##### STORED DATA

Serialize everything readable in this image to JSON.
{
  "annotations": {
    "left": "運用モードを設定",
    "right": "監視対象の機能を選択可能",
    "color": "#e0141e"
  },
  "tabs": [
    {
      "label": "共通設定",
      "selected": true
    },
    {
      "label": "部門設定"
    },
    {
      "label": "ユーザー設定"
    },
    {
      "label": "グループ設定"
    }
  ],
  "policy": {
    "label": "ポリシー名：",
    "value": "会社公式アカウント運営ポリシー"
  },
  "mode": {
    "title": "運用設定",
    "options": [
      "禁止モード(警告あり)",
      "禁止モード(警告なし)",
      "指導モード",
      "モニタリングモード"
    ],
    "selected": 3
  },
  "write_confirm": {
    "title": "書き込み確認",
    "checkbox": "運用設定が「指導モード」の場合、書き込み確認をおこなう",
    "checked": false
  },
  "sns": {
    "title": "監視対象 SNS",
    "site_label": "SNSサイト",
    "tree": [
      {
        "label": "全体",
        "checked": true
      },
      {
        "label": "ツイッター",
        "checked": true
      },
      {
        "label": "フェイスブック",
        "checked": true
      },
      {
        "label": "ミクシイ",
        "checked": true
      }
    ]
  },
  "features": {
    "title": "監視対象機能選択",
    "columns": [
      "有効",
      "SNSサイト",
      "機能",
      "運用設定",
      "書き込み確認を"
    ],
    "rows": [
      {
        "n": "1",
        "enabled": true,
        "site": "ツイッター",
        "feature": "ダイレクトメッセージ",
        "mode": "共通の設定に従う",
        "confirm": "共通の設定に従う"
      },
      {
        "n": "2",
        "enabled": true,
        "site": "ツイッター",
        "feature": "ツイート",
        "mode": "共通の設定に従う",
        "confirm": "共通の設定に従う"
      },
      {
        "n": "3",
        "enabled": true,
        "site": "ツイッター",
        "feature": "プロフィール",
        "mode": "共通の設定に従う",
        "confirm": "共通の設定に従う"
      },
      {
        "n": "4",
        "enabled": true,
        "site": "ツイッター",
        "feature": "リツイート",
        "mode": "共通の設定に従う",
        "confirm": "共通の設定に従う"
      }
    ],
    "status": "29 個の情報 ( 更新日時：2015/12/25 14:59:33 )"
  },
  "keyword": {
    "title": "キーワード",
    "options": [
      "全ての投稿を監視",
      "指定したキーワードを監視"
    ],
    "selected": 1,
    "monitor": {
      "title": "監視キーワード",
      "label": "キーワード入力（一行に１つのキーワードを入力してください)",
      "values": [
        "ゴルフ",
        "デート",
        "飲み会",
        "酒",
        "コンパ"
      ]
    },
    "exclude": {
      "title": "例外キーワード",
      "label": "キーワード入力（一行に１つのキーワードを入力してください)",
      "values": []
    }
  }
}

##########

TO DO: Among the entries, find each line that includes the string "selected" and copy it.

TASK ANSWER:
      "selected": true
    "selected": 3
    "selected": 1,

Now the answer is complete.